The Walk Against Family Violence has been held annually on first day of the 16 Days of Activism Against Gender Based Violence to highlight the shocking reality faced daily by people experiencing violence at the hands of those who are supposed to love them. Importantly, the walk highlights what we as a community can do about it.

"Every year, we walk against family violence to highlight the shocking reality for too many victim-survivors of family violence," said Sue Finucane, Interim Executive Officer at Emma House. "We will continue to walk until family violence is a relic of the past."

Due to the COVID-19 pandemic, this walk will be local, 'from home', with participants walking collectively on social media.

"There is something we can do," said Finucane. "Join us in the walk against family violence online by using the hashtag #WAFV21 and start the conversations in your community to put an end to family violence.

"Whether it's your daily dog walk, the walk to school or work on November 25, you too can make your own Walk Against Violence."

Last year, Victoria Police responded to more than 93,000 family incidents across the state, or one incident every six minutes.

Despite the increased focus on family violence, these rates continue to rise. While some of this increase is due to better reporting, this statistic is still too high.

In Victoria's Western District, police attended 2809 family incidents dated up to October 2021, an increase of 17.6 per cent since 2020.

This has to stop. Take part in the Walk Against Family Violence to raise awareness of this issue.

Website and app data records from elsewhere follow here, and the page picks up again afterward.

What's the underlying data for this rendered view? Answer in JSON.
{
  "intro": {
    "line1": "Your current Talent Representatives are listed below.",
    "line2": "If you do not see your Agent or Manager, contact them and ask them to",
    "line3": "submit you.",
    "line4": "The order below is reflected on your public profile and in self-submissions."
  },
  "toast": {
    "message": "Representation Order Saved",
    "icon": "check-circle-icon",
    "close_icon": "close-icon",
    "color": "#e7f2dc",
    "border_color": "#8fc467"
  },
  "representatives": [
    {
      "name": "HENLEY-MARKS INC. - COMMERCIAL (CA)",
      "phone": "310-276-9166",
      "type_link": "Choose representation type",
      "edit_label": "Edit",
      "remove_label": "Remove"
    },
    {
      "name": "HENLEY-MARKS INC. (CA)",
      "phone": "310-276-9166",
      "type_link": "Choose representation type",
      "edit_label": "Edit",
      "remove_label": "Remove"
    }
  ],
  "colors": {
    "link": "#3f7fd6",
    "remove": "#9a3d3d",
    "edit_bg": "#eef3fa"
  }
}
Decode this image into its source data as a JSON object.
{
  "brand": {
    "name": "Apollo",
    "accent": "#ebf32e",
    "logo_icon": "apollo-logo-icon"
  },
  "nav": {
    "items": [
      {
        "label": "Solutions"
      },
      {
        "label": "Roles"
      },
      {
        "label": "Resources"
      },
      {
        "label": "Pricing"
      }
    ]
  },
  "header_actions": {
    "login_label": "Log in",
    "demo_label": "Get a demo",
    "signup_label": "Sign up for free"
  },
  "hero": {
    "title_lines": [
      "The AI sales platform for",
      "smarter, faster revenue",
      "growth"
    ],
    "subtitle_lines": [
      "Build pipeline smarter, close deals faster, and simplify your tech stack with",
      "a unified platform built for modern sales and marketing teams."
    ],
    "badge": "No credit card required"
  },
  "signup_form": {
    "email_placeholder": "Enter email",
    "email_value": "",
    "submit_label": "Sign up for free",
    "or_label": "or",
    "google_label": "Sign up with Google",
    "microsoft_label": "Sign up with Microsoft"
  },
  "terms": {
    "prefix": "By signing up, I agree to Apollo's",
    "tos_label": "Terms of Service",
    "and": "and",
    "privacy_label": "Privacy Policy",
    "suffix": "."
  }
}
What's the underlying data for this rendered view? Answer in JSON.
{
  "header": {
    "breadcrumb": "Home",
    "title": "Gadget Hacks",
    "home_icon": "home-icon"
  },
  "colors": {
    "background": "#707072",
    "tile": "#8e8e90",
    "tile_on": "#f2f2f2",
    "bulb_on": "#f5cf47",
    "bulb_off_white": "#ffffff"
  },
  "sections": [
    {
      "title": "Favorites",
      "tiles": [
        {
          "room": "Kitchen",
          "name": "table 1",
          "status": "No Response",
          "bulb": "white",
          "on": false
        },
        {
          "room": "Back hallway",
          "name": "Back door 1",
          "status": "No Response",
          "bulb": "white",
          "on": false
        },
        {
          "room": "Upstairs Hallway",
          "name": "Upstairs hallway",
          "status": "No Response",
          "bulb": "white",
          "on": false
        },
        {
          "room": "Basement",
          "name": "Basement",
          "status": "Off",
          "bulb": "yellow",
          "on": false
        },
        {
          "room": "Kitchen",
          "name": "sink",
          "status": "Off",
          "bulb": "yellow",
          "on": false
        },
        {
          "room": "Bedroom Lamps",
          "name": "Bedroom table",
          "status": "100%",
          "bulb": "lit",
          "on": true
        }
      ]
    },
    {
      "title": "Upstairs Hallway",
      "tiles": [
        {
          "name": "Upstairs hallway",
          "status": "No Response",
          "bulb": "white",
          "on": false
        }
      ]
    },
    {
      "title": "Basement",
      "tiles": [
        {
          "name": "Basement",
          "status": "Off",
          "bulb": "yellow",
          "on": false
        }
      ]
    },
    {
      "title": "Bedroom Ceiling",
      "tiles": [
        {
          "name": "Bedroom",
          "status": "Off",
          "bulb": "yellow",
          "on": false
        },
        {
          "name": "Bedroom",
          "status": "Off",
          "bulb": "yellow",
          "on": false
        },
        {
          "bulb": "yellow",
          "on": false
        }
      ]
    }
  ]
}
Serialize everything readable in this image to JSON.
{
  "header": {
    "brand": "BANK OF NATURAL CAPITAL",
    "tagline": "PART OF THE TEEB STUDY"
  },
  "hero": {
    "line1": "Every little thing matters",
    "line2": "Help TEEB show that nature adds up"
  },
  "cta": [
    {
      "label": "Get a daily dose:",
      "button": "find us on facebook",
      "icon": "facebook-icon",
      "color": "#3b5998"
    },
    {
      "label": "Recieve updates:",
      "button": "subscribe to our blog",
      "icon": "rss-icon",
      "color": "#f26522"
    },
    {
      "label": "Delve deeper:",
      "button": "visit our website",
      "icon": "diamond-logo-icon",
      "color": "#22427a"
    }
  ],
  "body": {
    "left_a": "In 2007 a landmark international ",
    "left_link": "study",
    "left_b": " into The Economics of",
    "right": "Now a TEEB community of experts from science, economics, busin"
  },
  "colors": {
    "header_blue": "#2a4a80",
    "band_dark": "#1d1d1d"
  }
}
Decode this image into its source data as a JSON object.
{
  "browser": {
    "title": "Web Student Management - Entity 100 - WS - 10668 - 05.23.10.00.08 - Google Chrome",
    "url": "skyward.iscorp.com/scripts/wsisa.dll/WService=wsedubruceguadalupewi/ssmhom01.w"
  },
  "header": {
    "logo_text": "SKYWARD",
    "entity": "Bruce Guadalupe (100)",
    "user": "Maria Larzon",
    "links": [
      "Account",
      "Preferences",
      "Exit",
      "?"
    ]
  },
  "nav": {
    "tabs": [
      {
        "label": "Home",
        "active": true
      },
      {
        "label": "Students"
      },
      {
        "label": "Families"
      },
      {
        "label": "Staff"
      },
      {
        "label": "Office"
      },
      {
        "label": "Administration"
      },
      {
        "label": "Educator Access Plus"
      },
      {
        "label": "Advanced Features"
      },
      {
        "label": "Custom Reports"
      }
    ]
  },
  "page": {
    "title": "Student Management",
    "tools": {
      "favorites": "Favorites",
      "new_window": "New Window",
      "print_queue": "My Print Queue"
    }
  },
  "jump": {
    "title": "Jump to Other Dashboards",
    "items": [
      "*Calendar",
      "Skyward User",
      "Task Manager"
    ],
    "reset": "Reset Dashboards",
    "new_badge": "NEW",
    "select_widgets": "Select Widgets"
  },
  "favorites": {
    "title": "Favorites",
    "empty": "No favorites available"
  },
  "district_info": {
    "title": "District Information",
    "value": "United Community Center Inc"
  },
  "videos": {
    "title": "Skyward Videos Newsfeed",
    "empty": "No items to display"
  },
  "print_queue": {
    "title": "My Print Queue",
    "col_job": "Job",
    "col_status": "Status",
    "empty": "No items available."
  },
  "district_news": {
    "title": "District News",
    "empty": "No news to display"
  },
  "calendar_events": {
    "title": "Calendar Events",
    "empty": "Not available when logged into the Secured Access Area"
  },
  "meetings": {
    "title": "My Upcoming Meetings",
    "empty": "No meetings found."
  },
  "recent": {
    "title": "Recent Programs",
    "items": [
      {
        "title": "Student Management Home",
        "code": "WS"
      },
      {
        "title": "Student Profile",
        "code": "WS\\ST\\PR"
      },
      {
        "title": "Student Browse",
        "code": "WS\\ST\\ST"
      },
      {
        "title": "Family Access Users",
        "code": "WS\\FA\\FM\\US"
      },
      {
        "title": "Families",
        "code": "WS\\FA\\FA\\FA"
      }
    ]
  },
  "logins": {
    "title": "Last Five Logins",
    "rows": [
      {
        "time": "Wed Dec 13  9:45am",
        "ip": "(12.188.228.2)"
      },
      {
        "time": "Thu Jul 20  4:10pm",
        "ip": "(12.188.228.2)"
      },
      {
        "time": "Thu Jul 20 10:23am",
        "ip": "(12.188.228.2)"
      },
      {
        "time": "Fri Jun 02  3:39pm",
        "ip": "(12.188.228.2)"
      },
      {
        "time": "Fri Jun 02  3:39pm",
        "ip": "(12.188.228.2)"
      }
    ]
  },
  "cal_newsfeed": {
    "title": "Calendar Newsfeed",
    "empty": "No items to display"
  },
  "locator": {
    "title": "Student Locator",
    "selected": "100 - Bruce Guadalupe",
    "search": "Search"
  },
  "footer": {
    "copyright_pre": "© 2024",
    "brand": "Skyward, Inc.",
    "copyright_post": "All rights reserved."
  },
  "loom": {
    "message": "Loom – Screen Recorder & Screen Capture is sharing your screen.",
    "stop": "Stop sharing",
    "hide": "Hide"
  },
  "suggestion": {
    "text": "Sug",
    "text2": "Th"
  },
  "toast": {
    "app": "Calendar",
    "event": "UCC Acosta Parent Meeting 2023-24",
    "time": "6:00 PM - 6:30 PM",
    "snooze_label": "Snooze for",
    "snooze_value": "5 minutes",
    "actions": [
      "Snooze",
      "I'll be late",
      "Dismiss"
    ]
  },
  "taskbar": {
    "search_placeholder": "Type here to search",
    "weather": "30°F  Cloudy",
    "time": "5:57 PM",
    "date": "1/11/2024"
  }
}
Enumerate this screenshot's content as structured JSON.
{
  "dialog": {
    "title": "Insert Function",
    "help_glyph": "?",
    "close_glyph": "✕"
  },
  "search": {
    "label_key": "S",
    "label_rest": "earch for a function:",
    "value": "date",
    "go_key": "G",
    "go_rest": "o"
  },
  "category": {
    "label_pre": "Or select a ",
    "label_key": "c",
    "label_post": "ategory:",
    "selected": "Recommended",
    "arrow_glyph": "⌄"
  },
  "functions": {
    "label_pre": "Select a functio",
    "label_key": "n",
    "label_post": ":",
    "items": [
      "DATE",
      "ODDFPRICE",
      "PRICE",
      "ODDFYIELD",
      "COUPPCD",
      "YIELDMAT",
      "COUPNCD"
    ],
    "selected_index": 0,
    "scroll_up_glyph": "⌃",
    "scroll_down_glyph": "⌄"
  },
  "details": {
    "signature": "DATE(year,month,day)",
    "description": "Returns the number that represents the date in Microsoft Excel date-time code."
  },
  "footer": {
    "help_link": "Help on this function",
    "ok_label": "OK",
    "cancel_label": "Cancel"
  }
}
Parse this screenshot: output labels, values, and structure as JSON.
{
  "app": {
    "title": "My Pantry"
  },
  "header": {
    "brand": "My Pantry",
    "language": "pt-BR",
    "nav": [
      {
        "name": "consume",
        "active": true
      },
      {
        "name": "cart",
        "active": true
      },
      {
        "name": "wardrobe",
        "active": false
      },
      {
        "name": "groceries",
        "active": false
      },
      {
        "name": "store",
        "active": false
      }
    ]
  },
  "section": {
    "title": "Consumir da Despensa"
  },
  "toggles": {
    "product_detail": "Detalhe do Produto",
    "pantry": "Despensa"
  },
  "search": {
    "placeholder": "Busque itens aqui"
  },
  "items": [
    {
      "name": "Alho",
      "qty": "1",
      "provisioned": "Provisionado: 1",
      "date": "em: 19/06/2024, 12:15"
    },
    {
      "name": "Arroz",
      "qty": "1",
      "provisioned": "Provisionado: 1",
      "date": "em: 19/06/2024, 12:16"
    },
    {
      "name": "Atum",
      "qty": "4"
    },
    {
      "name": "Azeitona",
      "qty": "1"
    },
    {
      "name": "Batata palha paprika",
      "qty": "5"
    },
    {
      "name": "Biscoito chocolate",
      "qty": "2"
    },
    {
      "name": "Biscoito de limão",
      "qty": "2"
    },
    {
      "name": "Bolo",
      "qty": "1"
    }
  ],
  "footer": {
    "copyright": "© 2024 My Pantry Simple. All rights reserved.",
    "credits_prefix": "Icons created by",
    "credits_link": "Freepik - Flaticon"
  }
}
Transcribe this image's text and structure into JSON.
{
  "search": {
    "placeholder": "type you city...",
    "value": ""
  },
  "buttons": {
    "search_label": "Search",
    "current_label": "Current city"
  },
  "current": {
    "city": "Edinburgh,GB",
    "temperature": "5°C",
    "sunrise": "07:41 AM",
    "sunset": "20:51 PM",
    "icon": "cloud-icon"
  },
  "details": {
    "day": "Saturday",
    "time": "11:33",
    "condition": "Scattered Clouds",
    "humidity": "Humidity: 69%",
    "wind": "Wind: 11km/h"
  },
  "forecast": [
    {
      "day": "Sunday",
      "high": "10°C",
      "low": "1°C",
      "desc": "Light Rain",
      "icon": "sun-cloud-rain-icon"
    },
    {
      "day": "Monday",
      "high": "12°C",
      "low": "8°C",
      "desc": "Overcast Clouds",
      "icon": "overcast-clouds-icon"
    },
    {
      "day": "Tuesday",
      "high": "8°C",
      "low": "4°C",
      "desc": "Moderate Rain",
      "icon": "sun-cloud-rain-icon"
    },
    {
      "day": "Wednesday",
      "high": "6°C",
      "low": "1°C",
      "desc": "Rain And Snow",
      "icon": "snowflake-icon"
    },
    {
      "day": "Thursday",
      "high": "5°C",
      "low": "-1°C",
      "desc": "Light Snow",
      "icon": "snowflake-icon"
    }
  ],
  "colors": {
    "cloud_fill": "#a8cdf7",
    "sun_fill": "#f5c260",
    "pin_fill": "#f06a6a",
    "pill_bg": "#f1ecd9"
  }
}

There is something you can do. Family violence is preventable, and we in the south west are working to prevent and respond to all forms of family violence.

From raising awareness of family violence by participating in the walk, calling out sexist or discriminatory behaviour, working within workplaces and community spaces to encourage equality and safety, we all have a part to play.

Emma House information stall

Emma House is holding a community information stall so if you're walking down Kepler Street, Warrnambool, please stop and chat with us.

The stall will be held at lunchtime on December 1, 3, 6 and 8.